Exocytosis is the release of cellular substances contained in cell vesicles by fusion of the vesicular membrane with the plasma membrane and subsequent release of the contents to the exterior of the cell

What is a Cell Membrane?

Cell Membrane is the Membrane of a Cell

What is an Endocytic Vesicle?

An Endocytic Vesicle is a membrane-bounded intracellular vesicle formed by invagination of the plasma membrane around an extracellular substance.

What are Microvilli?

A Microvillus is a microscopic projection of a tissue, cell, or cell organelle; especially : any of the fingerlike outward projections of some cell surfaces

What is Cytoskeleton?

Cytoskeleton is the network of protein filaments and microtubules in the cytoplasm that controls cell shape, maintains intracellular organization, and is involved in cell movement. The three main parts of the Cytoskeleton are the Microtubules, Microfilaments, and Centrioles.

What are Microtubules?

Microtubules are long, hollow, cylindrical protein tubules, which give structure to the cell.

What are Microfilaments?

Microfilaments are double-stranded chains of proteins that serve to give structure to the cell

What are Centrioles?

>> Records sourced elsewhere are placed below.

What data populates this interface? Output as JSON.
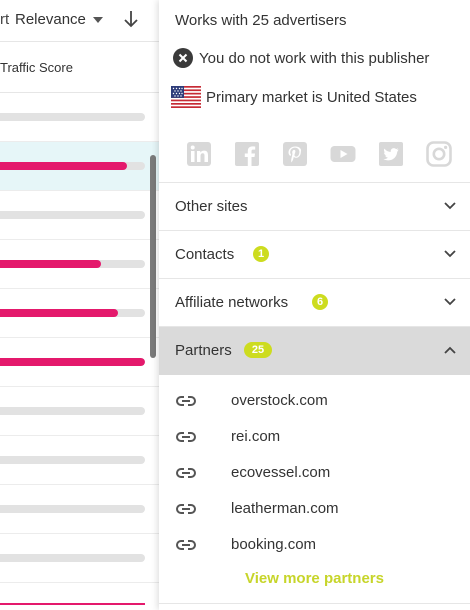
{
  "left": {
    "sort_prefix": "rt",
    "sort_value": "Relevance",
    "column_header": "Traffic Score",
    "rows": [
      {
        "score": null,
        "highlighted": false
      },
      {
        "score": 0.88,
        "highlighted": true
      },
      {
        "score": null,
        "highlighted": false
      },
      {
        "score": 0.71,
        "highlighted": false
      },
      {
        "score": 0.82,
        "highlighted": false
      },
      {
        "score": 1.0,
        "highlighted": false
      },
      {
        "score": null,
        "highlighted": false
      },
      {
        "score": null,
        "highlighted": false
      },
      {
        "score": null,
        "highlighted": false
      },
      {
        "score": null,
        "highlighted": false
      }
    ]
  },
  "details": {
    "advertisers_text": "Works with 25 advertisers",
    "publisher_status": "You do not work with this publisher",
    "primary_market": "Primary market is United States",
    "social": [
      "linkedin-icon",
      "facebook-icon",
      "pinterest-icon",
      "youtube-icon",
      "twitter-icon",
      "instagram-icon"
    ]
  },
  "sections": {
    "other_sites": {
      "label": "Other sites"
    },
    "contacts": {
      "label": "Contacts",
      "count": "1"
    },
    "affiliate": {
      "label": "Affiliate networks",
      "count": "6"
    },
    "partners": {
      "label": "Partners",
      "count": "25"
    }
  },
  "partners": [
    "overstock.com",
    "rei.com",
    "ecovessel.com",
    "leatherman.com",
    "booking.com"
  ],
  "view_more": "View more partners",
  "colors": {
    "accent_pink": "#e4196c",
    "accent_lime": "#cddc1f",
    "link_lime": "#c7d52a"
  }
}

A Centriole is one of a pair of cellular organelles that occur especially in animals, are adjacent to the nucleus, function in the formation of the spindle apparatus during cell division, and consist of a cylinder with nine microtubules arranged peripherally in a circle

What are Ribosomes?

Ribosomes are any of the RNA-rich cytoplasmic granules that are sites of protein synthesis

What's the difference between free ribosomes and attached ribosomes?

Free ribosomes are free floating in the cytoplasm, and attached ribosomes are attached to the rough endoplasmic reticulum.

What is the Endoplasmic Reticulum?

Endoplasmic Reticulum is responsible for processing lipids, fats, and steroids, which are then packaged and dispersed by the Golgi apparatus

What is Rough Endoplasmic Reticulum?

Rough Endoplasmic Reticulum is endoplasmic reticulum studded with ribosomes, which makes the Rough Endoplasmic Reticulum instrumental to protein synthesis.

What is Smooth Endoplasmic Reticulum?

The Smooth Endoplasmic Reticulum does not have attached ribosomes.

What is the Golgi Apparatus?

The Golgi Apparatus is instrumental in the storing, packaging, and shipping of proteins. It looks much like a stack of hollow pancakes.

What are Secretory Vesicles?

Secretory Vesicles are the cells shipping containers sent by the Golgi apparatis or the Endoplasmic Reticulum. Their shipments can exit the cell through exocytosis.

What are Lysosomes?

Lysosomes are membrane-bound organelles containing digestive enzymes, which breakdown unused material within the cell.

What are Mitochondria?

Mitochondria are centers for cellular respiration

What are Cell Walls?

Cell Walls materials that surround plant cells and are strongly made of cellulose and lignin.

What are Chloroplasts?

Chloroplasts are found in plant cells and are the site of photosynthesis in plant cells.

What is the Central Vacuole?

The Central Vacuole takes of much of the volume of plant cells. It is a membrane-bound fluid filled space which stores water and nutrients

What is an Enzyme?

Enzymes are a special proteins that act as catalysts for reactions

What is an Active Site?

An Active Site is an enzyme's uniquely shaped area for a particular substrate